Too often the first inkling of construction in our neighborhoods is the day the trees come down — but could this be prevented by education to the construction companies and residents planning to remodel or build a new house?
TreeStewards and the Arlington County Urban Forestry Commission tested this theory on March 8, 2014 at the Arlington Home Show. The information booth featured a large map divided into civic association areas with the tree canopy percentage shown for each so residents could compare theirs to the county average of 41%, and a sign advertising the Tree Canopy Fund. The response was great! Over 150 individuals had conversations with those staffing the booth and many more picked up tree care materials. We answered questions on best time to plant trees, how to select an arborist, and especially ways to prevent tree damage during construction.
Outreach to other exhibitors was also accomplished by TreeSteward John Wingard who visited vendors who often impact trees: landscapers, hardscape designers, deck builders, addition builders, remodelers and realty companies. The brochures Avoiding Tree Damage During Construction and Treatment of Trees Damaged by Construction were provided. Builders who did larger projects of multiple houses were also engaged in a discussion of county permitting procedures that might provide flexibility in preserving trees and contacts were made for future discussions.
Finding ways to preserve trees in the midst of a building boom is challenging but necessary. We don’t know the final impact of our education at the Home Show, but we successfully reached an audience that does have ongoing impacts on trees.

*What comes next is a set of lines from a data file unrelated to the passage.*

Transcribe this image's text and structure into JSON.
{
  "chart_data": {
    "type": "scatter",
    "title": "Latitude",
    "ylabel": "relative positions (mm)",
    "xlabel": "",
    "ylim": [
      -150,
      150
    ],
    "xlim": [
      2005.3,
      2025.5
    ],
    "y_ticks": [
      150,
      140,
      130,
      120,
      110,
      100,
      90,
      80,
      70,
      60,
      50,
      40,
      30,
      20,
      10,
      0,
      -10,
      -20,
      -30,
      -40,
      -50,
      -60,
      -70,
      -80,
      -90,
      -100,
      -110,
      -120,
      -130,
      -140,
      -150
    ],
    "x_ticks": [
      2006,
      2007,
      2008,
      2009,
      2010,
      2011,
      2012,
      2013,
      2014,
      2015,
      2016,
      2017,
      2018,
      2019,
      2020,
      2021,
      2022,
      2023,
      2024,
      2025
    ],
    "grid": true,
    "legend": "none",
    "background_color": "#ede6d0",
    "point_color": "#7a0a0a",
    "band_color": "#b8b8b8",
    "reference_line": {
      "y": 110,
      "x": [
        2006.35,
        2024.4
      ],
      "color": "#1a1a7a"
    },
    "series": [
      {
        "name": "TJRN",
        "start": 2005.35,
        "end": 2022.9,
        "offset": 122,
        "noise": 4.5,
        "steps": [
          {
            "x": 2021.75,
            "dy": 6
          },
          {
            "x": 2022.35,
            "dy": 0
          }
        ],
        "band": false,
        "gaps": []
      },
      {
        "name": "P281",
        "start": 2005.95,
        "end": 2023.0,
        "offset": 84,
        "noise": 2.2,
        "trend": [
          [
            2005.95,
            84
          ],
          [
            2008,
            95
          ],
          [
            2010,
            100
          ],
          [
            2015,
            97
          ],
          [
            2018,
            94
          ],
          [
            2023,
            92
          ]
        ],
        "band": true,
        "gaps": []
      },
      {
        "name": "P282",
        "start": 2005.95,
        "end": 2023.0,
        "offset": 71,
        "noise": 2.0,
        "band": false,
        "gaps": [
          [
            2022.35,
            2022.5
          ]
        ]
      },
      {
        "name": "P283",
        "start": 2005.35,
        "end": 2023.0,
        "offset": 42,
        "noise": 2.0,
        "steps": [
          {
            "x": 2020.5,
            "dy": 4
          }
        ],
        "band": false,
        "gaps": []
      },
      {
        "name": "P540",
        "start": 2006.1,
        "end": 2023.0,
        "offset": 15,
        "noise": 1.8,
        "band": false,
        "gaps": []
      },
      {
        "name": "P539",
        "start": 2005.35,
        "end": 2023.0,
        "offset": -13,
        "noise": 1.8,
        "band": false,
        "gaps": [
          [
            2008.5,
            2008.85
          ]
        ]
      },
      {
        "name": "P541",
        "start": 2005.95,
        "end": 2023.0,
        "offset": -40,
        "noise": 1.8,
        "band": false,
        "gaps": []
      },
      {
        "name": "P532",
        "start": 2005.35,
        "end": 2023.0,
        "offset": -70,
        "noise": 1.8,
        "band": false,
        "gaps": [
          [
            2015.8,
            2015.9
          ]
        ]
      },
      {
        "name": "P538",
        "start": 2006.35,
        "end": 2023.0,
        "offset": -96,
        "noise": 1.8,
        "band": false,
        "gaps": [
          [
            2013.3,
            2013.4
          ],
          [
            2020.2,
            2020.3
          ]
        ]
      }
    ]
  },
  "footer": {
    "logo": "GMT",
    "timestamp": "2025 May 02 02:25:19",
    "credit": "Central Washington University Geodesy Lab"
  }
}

If you’d like to join the small group studying ways to reform permitting and zoning, plant a seed in our comment box farther down to the right.